First up is English actress Shirley Anne Field, who is making sure to post her presents early so they reach their destinations by Christmas!

Next up is Debbie Reynolds, who has fallen in love with her snowman!

Next up is Peggy Castle and an old Santa Claus decoration!

Here is Virginia Grey and her presents under her tree!

And this present is a real doll, Arlene Dahl!

And, finally, it wouldn't be the Yuletide without Ann Miller!

Merry Christmas!

Sunday, December 24, 2017

All That Tinsel in Classic Christmas Movies...

Any classic film buff who has seen the majority of classic Christmas movies from the Thirties to the Sixties soon learns one thing. Tinsel was a very popular Christmas tree decoration. For those of you who are unfamiliar with tinsel, it is a decoration, originally made of metal, meant to mimic the appearance of ice. It was first developed in Nuremberg, Germany in the 17th Century. Originally silver was used, although later other metals were utilised to make tinsel. It was in the early 20th Century that aluminium tinsel was developed, reducing the price of tinsel greatly. It was perhaps for that reason that tinsel proved popular as a Christmas tree decoration for much of the 20th Century.

Indeed, an early example of  the use of tinsel in a classic movie can be seen in Nick and Nora Charles's Christmas tree in The Thin Man (1934), which prominently features tinsel. In sharp contrast, the Christmas tree in Holiday Inn (1942) had no real tinsel.

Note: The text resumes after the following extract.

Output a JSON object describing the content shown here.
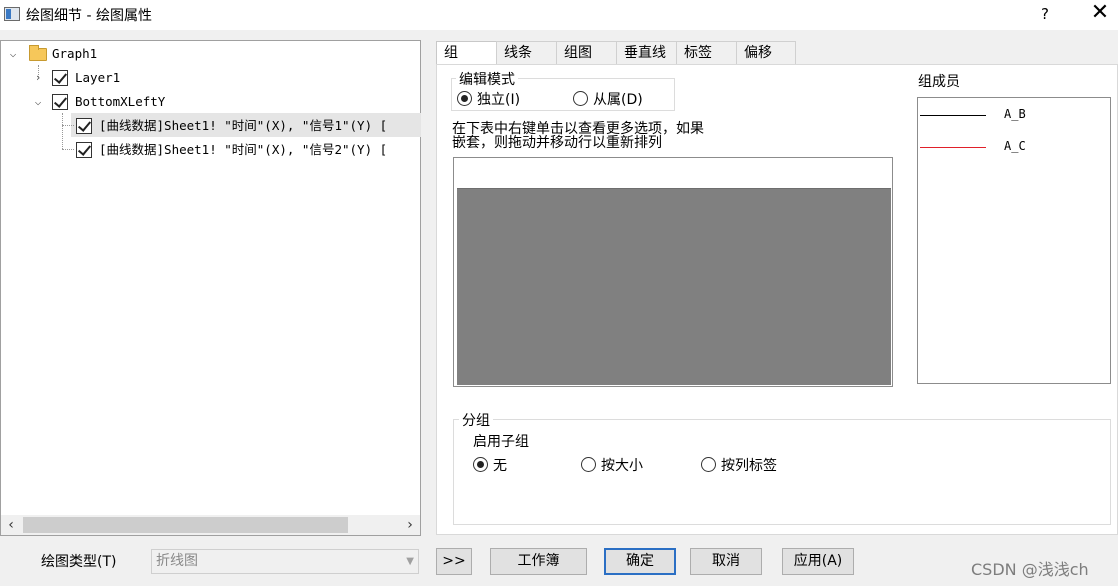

The tree in Holiday Inn
Holiday Inn appears to have been one of the exceptions with regards to Christmas trees in holiday films of the Forties. The trees in Christmas in Connecticut (1944), It's a Wonderful Life (1947), and especially The Bishop's Wife (1947) all had tinsel.

The tree in Christmas in Connecticut
The tree in It's a Wonderful Life
The tree in The Bishop's Wife
Tinsel continued to be popular in the Fifties. An example of this is the tree in Desk Set (1957). Not unlike the tree in The Bishop's Wife, it was absolutely drenched in tinsel.

The tree from Desk Set
While I cannot say for certain, it seems to me that the popularity of tinsel started to decline in the Sixties. At least in many of the Christmas variety specials made during the era, not to mention the various animated holiday specials, most trees did not appear to have a whole lot of tinsel.

Much of the decline in tinsel's popularity may have been due to the fact that for much of the 20th Century a good deal of tinsel was made using lead foil. As the dangers of lead poisoning became evident, lead tinsel was phased out following the Sixties. While other materials would be developed to make tinsel, the popularity of tinsel has never quite recovered from it had been in the Forties and Fifties. At the very least, I know my family never used much in the way of tinsel on our trees. Regardless, it seems to me that if one wants his or her tree to look like it came from a Christmas movie from the Forties, he or she would be wise to cover it in tinsel....